This 360-page book is orderly and thorough. There are 40 contributors to its 28 chapters, and it is written in a readable style, packed with information blending the three title topics in an updated compilation of research, theory and practice, experience, and treatment. This work is a breakthrough, giving recognition to growing problems in geriatric medicine and public health. Heretofore the separate subjects of aging and addiction have not received the attention they justly deserve. The expected 32 million elderly by the year 2000 will demand care in these combined problem areas; this volume introduces the known data and indicated areas for further research from many resources.

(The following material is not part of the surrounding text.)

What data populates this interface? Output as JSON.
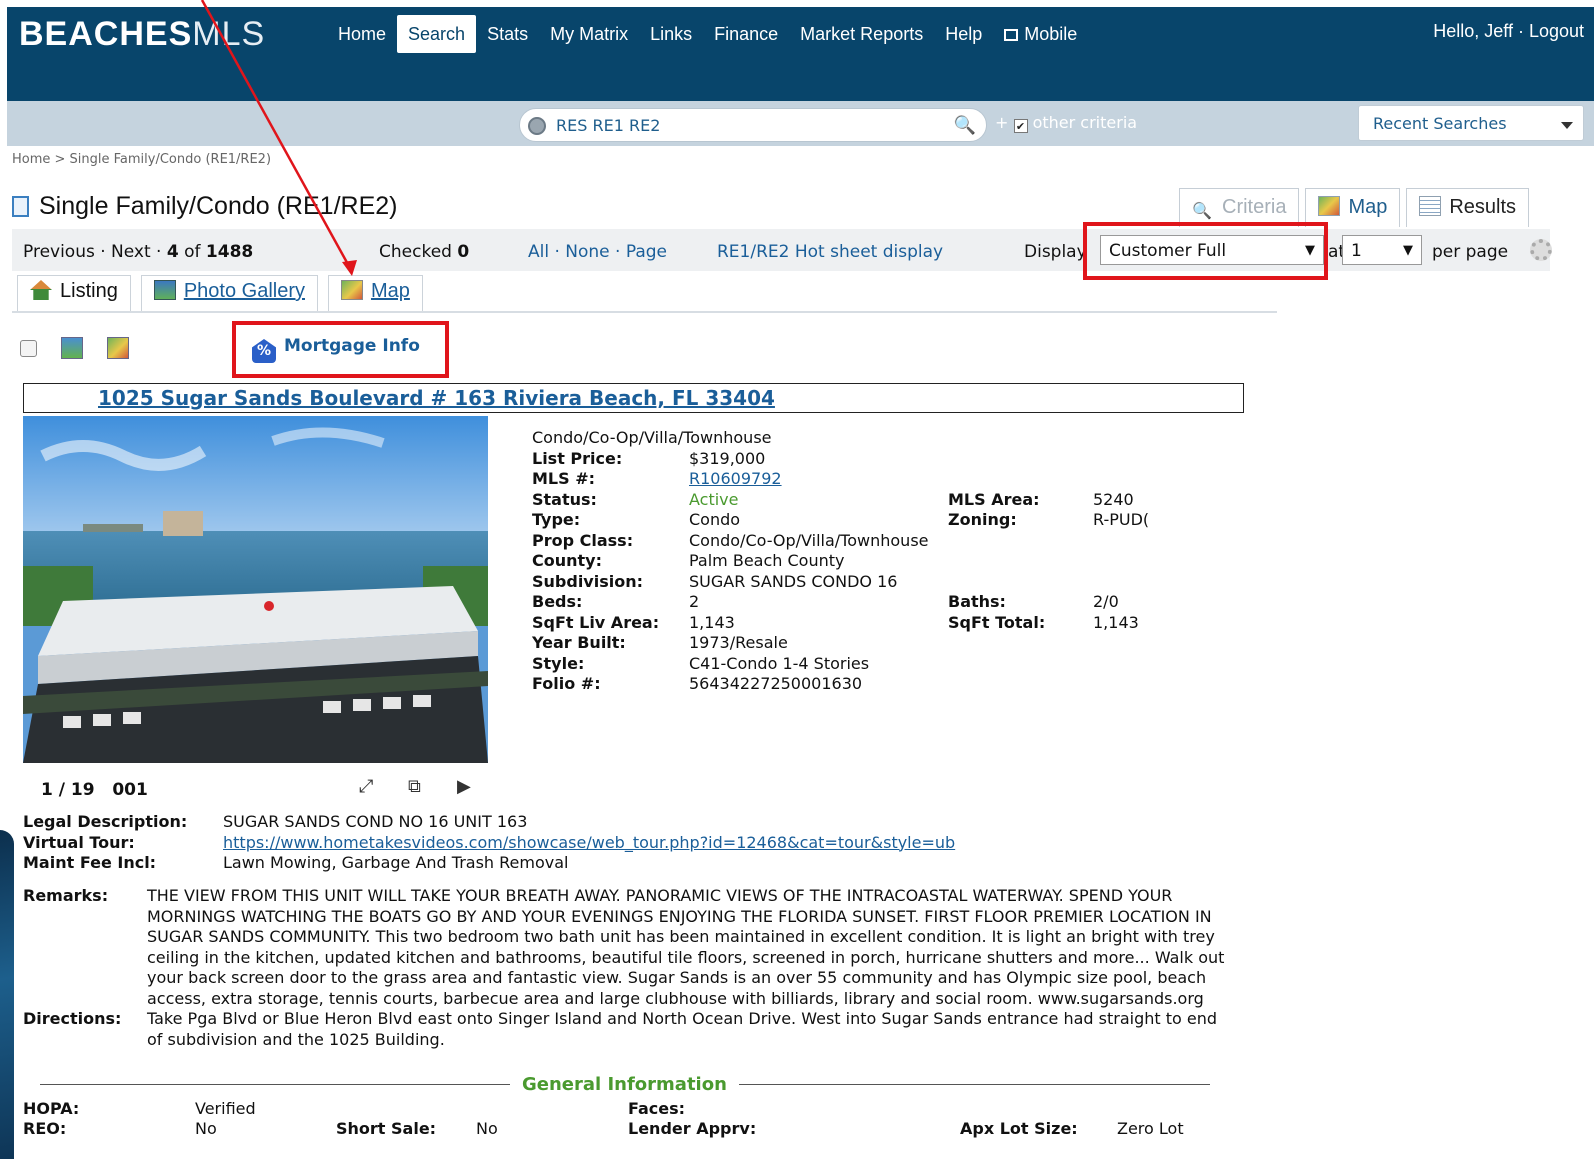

Some findings were unexpected and puzzling: "Hardly any clients with high resources before [alcohol] intake were abstainers at follow up" (14 to 16 years later [p 222]). "Among those mentally alert, in relation to antecedent variables, abstainers were very different from moderate drinkers,"